The compression of vital relations represents a complex process which encumbers the cross-domain mapping operation because of the presence of a large number of connections in the blending network. Vital relations are the connectors employed to determine and link the counterparts located in distinct mental spaces. The compression process is achieved by the transformation of outer-space vital relations into inner-space vital relations. The outer-space vital relations are used to connect counterparts across the input spaces. The compressed vital relations which are projected to the blended space are referred to as inner-space vital relations. Thus, the conversion of vital relations can be characterized as the process of constriction of an extensive set of interactions into a restricted one.

There are spatial and temporal vital relations, the compression of which is concurrent with the projection of the conceptual information from one domain onto another, from one input space onto another, thus encumbering the course of the overall blending network construction.

Relations of space in the domain of space, be it source or target domain, are frequently incompatible with those in the integration network, i.e. within input spaces. Relations of time in the domain of time are also not concordant with those situated in the input spaces. This results in simultaneous activation of multiple vital relations in all of the domains, which complicates the analysis of the integration network by the human mind.

The introduction of a novel hypothetical principle, spatiotemporal relativity, is an attempt to facilitate the complex nature of the above-mentioned mental operations. This principle is based on interdependence, and not interchangeability of spatiotemporal conceptual elements. Furthermore, the principle of spatiotemporal relativity holds that the inherent notional components of an integration network possess either spatial or temporal characteristics, i.e. each of the structurally embedded conceptual units can be comprehended through the domain of space or the domain of time. More importantly, the relativity principle is based on the constant interaction of the spatial and temporal meaningful constituents within the given conceptual continuum. The activation of spatial relations does not provoke the shutdown of temporal elements. In actuality, spatial and temporal vital relations are simultaneously triggered and employed to form a conceptually entrenched space-time continuum within the scope of any given figurative- content utterance. Therefore, the principle of spatiotemporal relativity, representing the interdependence of the spatial and temporal notional components - vital relations, is indispensable to the simplification and facilitation of cross-domain mapping and the construction of a conceptual blending network as such.

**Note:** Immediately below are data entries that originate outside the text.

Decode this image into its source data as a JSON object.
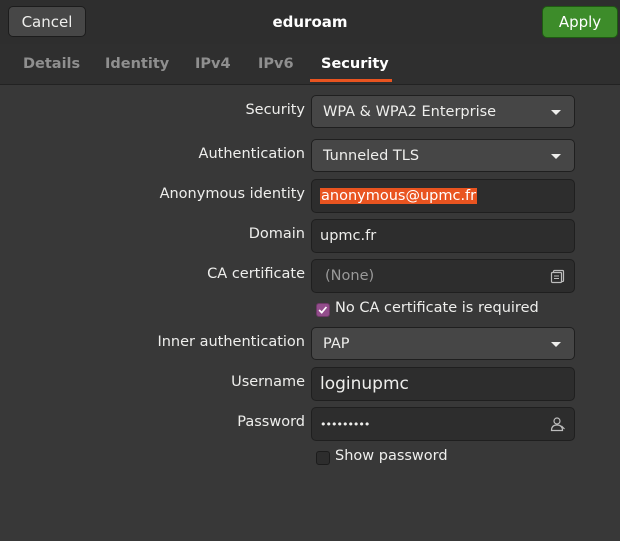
{
  "header": {
    "cancel_label": "Cancel",
    "title": "eduroam",
    "apply_label": "Apply"
  },
  "tabs": [
    {
      "label": "Details"
    },
    {
      "label": "Identity"
    },
    {
      "label": "IPv4"
    },
    {
      "label": "IPv6"
    },
    {
      "label": "Security",
      "active": true
    }
  ],
  "form": {
    "security": {
      "label": "Security",
      "value": "WPA & WPA2 Enterprise"
    },
    "authentication": {
      "label": "Authentication",
      "value": "Tunneled TLS"
    },
    "anonymous_identity": {
      "label": "Anonymous identity",
      "value": "anonymous@upmc.fr"
    },
    "domain": {
      "label": "Domain",
      "value": "upmc.fr"
    },
    "ca_certificate": {
      "label": "CA certificate",
      "value": "(None)"
    },
    "no_ca_required": {
      "label": "No CA certificate is required",
      "checked": true
    },
    "inner_authentication": {
      "label": "Inner authentication",
      "value": "PAP"
    },
    "username": {
      "label": "Username",
      "value": "loginupmc"
    },
    "password": {
      "label": "Password",
      "value": "•••••••••"
    },
    "show_password": {
      "label": "Show password",
      "checked": false
    }
  },
  "colors": {
    "accent": "#e95420",
    "apply_green": "#3d8c2a",
    "checkbox_purple": "#924d8b"
  },
  "icons": {
    "ca_certificate_icon": "document-open-icon",
    "password_icon": "user-icon",
    "combo_arrow": "pan-down-icon"
  }
}
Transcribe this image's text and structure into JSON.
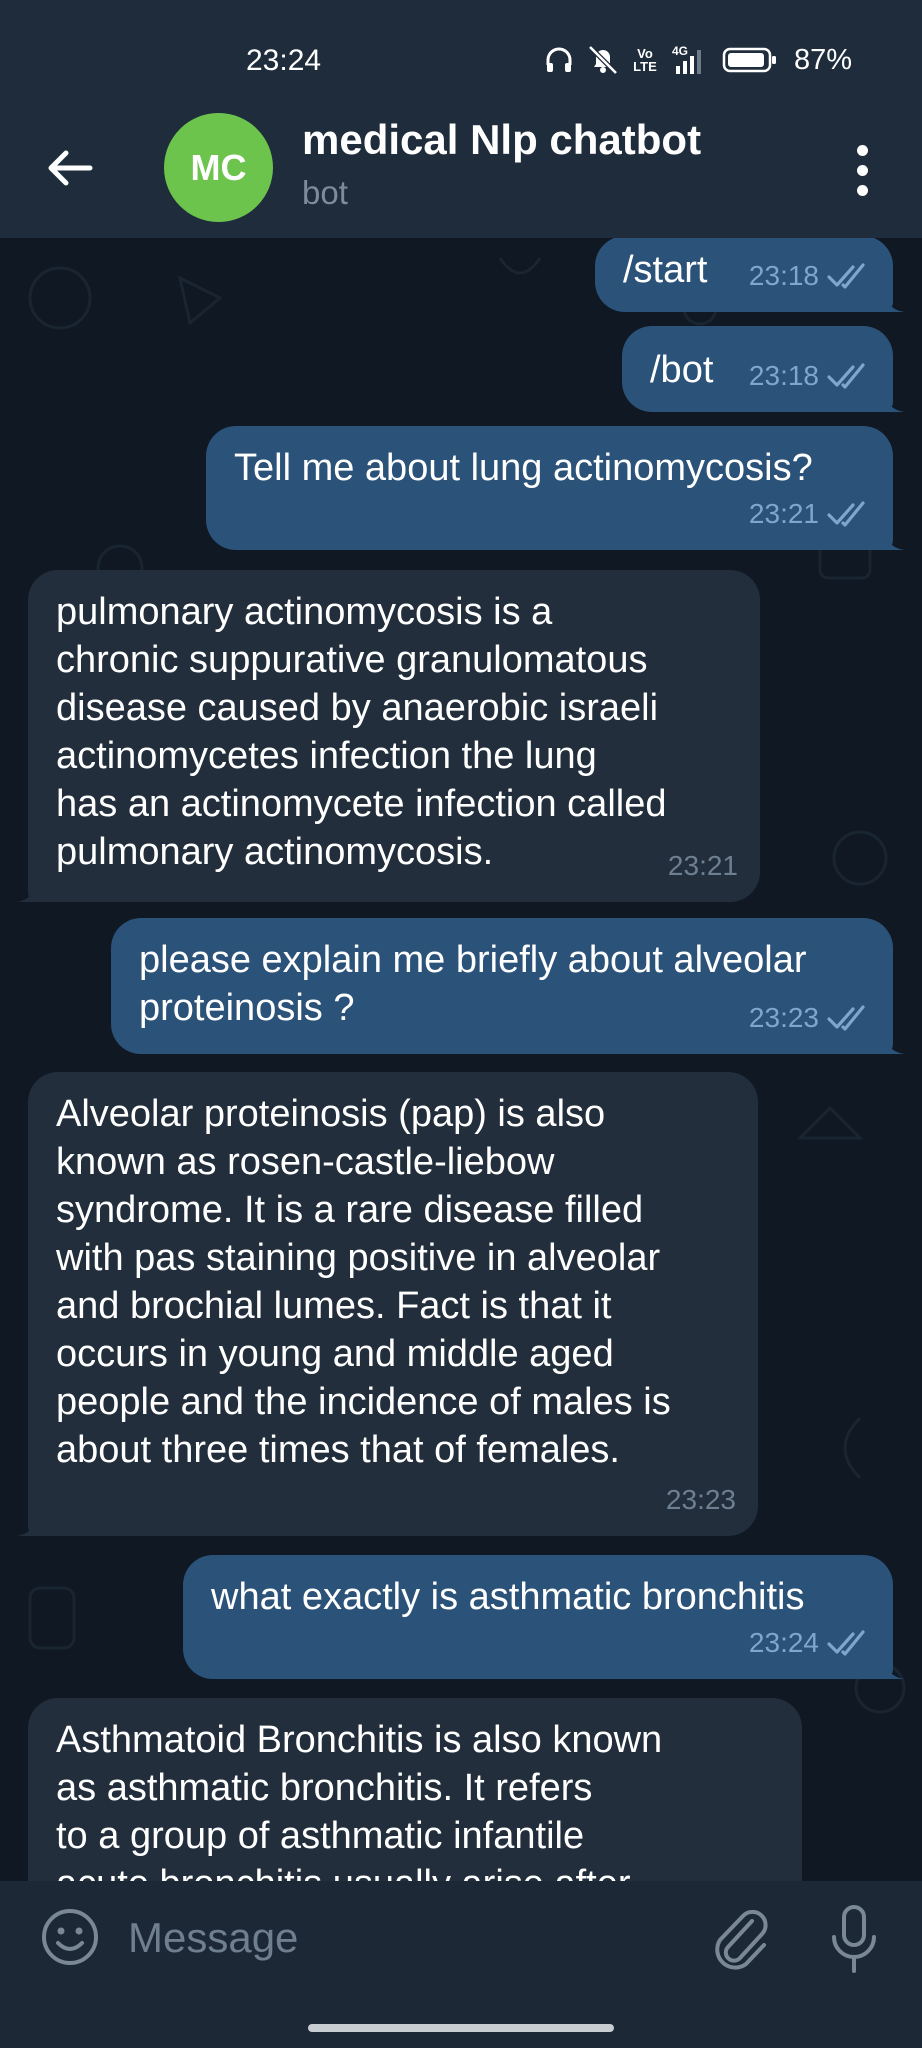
{
  "status_bar": {
    "time": "23:24",
    "lte_label": "Vo LTE",
    "network": "4G",
    "battery": "87%"
  },
  "header": {
    "avatar_initials": "MC",
    "title": "medical Nlp chatbot",
    "subtitle": "bot"
  },
  "messages": [
    {
      "direction": "out",
      "text": "/start",
      "time": "23:18",
      "read": true
    },
    {
      "direction": "out",
      "text": "/bot",
      "time": "23:18",
      "read": true
    },
    {
      "direction": "out",
      "text": "Tell me about lung actinomycosis?",
      "time": "23:21",
      "read": true
    },
    {
      "direction": "in",
      "text": "pulmonary actinomycosis is a\nchronic suppurative granulomatous\ndisease caused by anaerobic israeli\nactinomycetes infection the lung\nhas an actinomycete infection called\npulmonary actinomycosis.",
      "time": "23:21"
    },
    {
      "direction": "out",
      "text": "please explain me briefly about alveolar\nproteinosis ?",
      "time": "23:23",
      "read": true
    },
    {
      "direction": "in",
      "text": "Alveolar proteinosis (pap) is also\nknown as rosen-castle-liebow\nsyndrome. It is a rare disease filled\nwith pas staining positive in alveolar\nand brochial lumes. Fact is that it\noccurs in young and middle aged\npeople and the incidence of males is\nabout three times that of females.",
      "time": "23:23"
    },
    {
      "direction": "out",
      "text": "what exactly is asthmatic bronchitis",
      "time": "23:24",
      "read": true
    },
    {
      "direction": "in",
      "text": "Asthmatoid Bronchitis is also known\nas asthmatic bronchitis. It refers\nto a group of asthmatic infantile\nacute bronchitis usually arise after",
      "time": ""
    }
  ],
  "input": {
    "placeholder": "Message",
    "value": ""
  },
  "colors": {
    "header_bg": "#1f2c3b",
    "chat_bg": "#0f1823",
    "outgoing_bubble": "#2b5278",
    "incoming_bubble": "#222e3c",
    "avatar": "#6cc44d",
    "read_check": "#7fa6cc"
  },
  "icons": {
    "back": "arrow-left-icon",
    "more": "more-vertical-icon",
    "emoji": "emoji-smile-icon",
    "attach": "paperclip-icon",
    "mic": "microphone-icon",
    "read": "double-check-icon"
  }
}
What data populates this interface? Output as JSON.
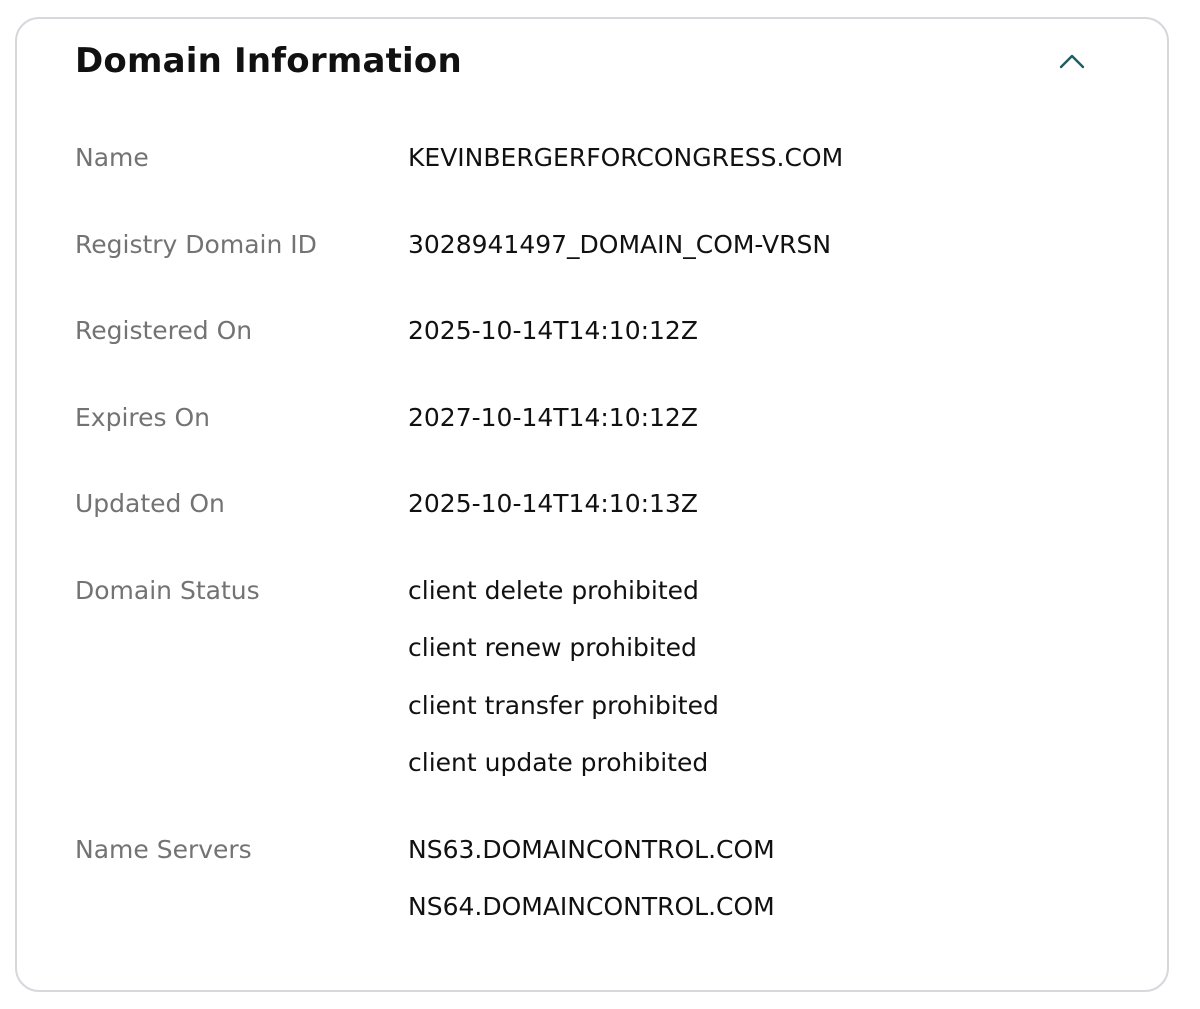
{
  "panel": {
    "title": "Domain Information",
    "toggle_icon": "chevron-up-icon",
    "accent_color": "#1f5c5f"
  },
  "rows": [
    {
      "id": "name",
      "label": "Name",
      "values": [
        "KEVINBERGERFORCONGRESS.COM"
      ]
    },
    {
      "id": "registry-domain-id",
      "label": "Registry Domain ID",
      "values": [
        "3028941497_DOMAIN_COM-VRSN"
      ]
    },
    {
      "id": "registered-on",
      "label": "Registered On",
      "values": [
        "2025-10-14T14:10:12Z"
      ]
    },
    {
      "id": "expires-on",
      "label": "Expires On",
      "values": [
        "2027-10-14T14:10:12Z"
      ]
    },
    {
      "id": "updated-on",
      "label": "Updated On",
      "values": [
        "2025-10-14T14:10:13Z"
      ]
    },
    {
      "id": "domain-status",
      "label": "Domain Status",
      "values": [
        "client delete prohibited",
        "client renew prohibited",
        "client transfer prohibited",
        "client update prohibited"
      ]
    },
    {
      "id": "name-servers",
      "label": "Name Servers",
      "values": [
        "NS63.DOMAINCONTROL.COM",
        "NS64.DOMAINCONTROL.COM"
      ]
    }
  ]
}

Decompression, the reverse process to compression of vital relations, is also considered as a means of reduction of the internal complexity of cross-domain mapping. Emergent structure, the result of the blending operation, is divided in the blended space with a view of reorganizing the outer-space relations and the counterparts which contributed to its origination. The reconstruction of the previously established complex relations gives rise to the simplification of the secondary cross-domain mapping process.

Thus, the facilitation of the conceptual projection can be achieved by taking all of the above-mentioned approaches into consideration. The hypothetical principle of spatiotemporal relativity should be highlighted as one of the most significant and efficient means of reducing the complexity of conceptual cross-domain mapping and blending operations. More importantly, the principle of spatiotemporal relativity, representing the complex nature of mapping mechanisms intelligibly, should be thoroughly examined and analyzed due to its large theoretical potential.

 

Литература:

  1. Fauconnier. G.. Turner. M.. “The way we think: Conceptual Blending and the Mind’s Hidden Complexities”. Basic Books 2002 - 440 c.
  2. Evans, V.“A Glossary of Cognitive Linguistics”. Edinburgh University Press 2007 - 251 c.
  3. Oakley, T. “Conceptual integration” Handbook of Pragmatics, John Benjamins Publishing Company 2011 - 25 c.
Year: 2015
Category: Pedagogy